Streamlining social-welfare programs and policies
The basic needs of all Iranians must be met. Programs for job creation and education should help reduce unemployment, increase personal incomes and reduce poverty. They should also help mitigate other social ills such as youth drug addiction. However, continued civil strife, war, sanctions and mismanagement or just sheer neglect have produced a society that is gripped by many ills that require focused attention. Poverty and social imbalances are most critical. Welfare and distributional programs such as subsidies, bank credit, unemployment insurance and access to basic health care have to be better streamlined and managed for maximum efficiency and equity. The country’s public health has deteriorated and communicable diseases like AIDS are spreading at alarming speed. Just visit the public bathrooms in the nation; they are simply awful! A national, well-funded sanitation programs, with essential physical and educational dimensions, needs to be instituted to upgrade sewer systems and clean public spaces in order to maintain high hygiene levels.
Promoting social capital and eliminating discrimination

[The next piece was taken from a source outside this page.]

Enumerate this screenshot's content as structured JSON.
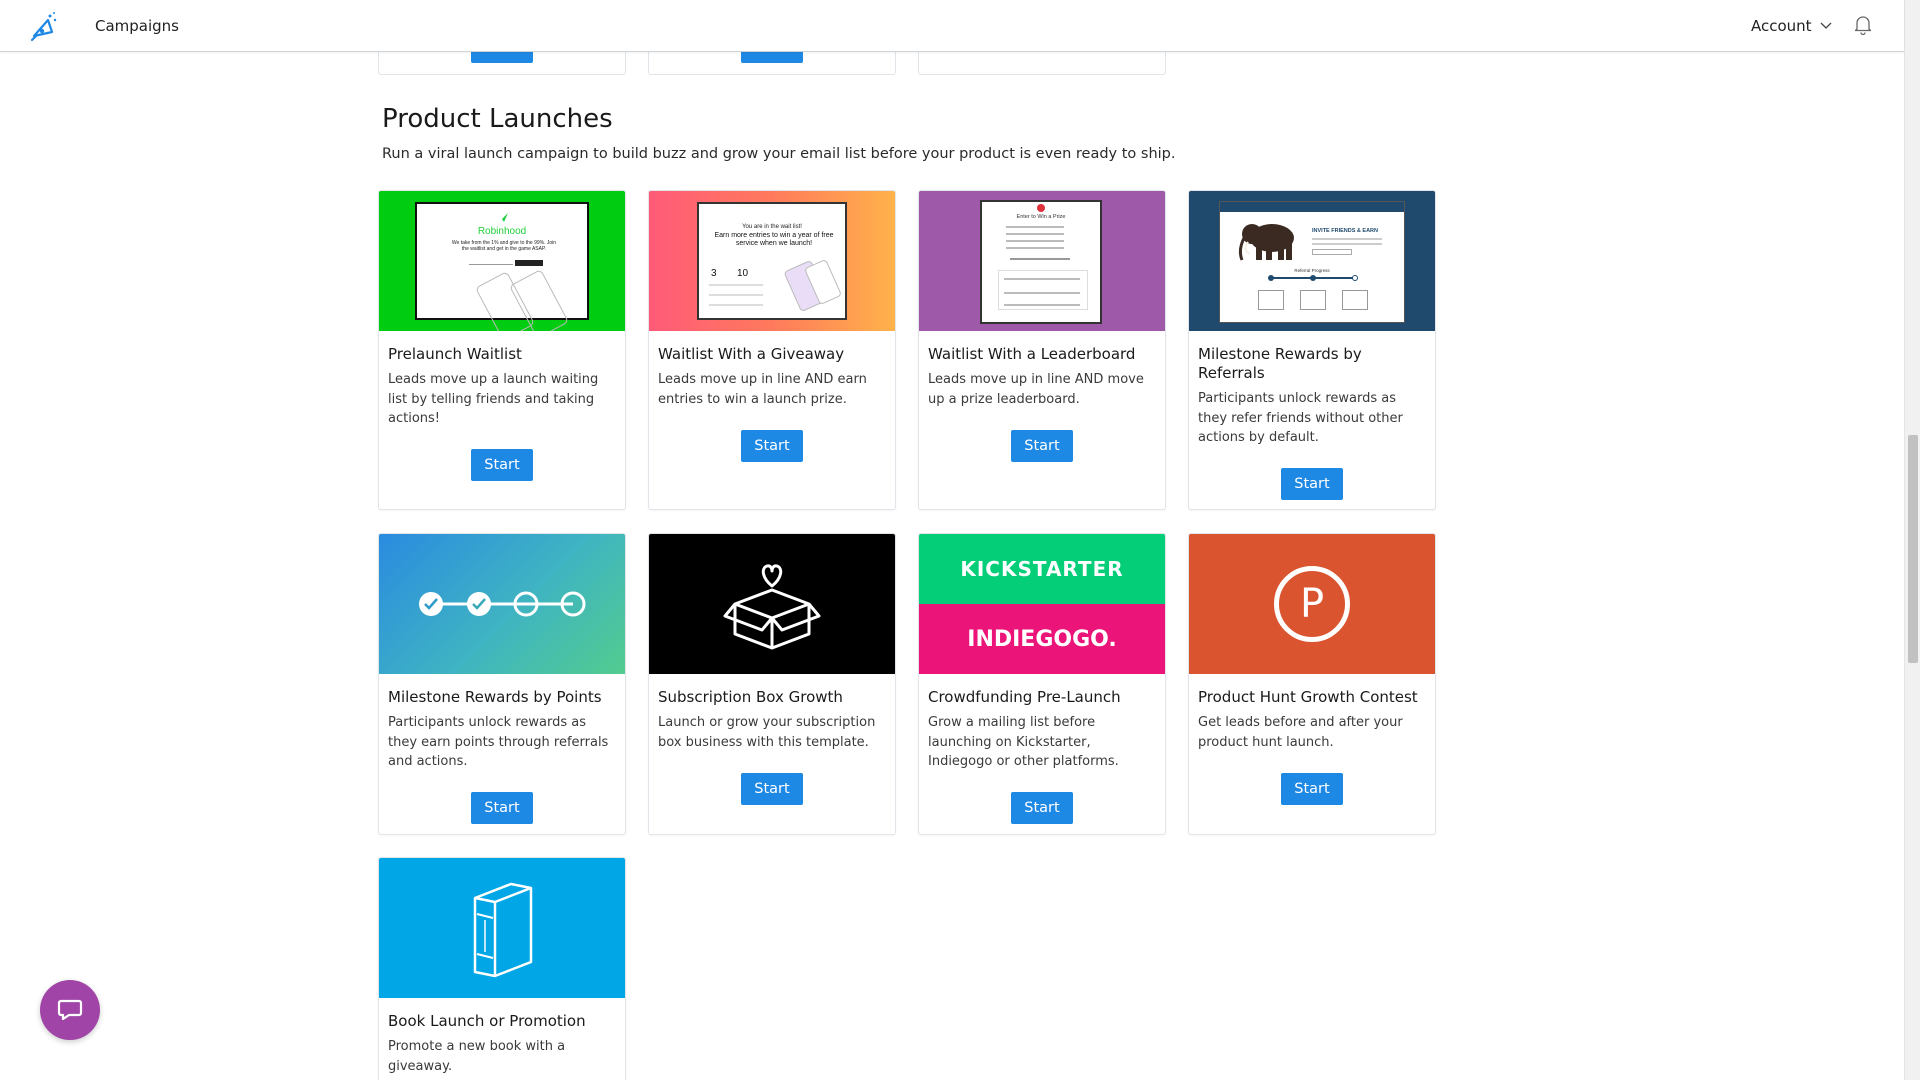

Iran today has become a nation of mistrust and hostility caused by division and corruption as well as greed and selfish interests. This must change and Dr. Amirahmadi will work relentlessly to promote a culture of social capital, unity and public interests. Towards this aim, he will promote cooperation and coordination towards a true reconciliation among hostile political factions, uniting them around national interests. Dr. Amirahmadi will also strategize his policies toward the elimination of unfair, unequal and discriminative conditions that prohibit citizens from participating in the political fate of the nation and enhance national trust. This will be based on ‘actualization’ of ‘equal opportunity’ for all citizens which is a clear goal of Iran’s 20-year perspective document.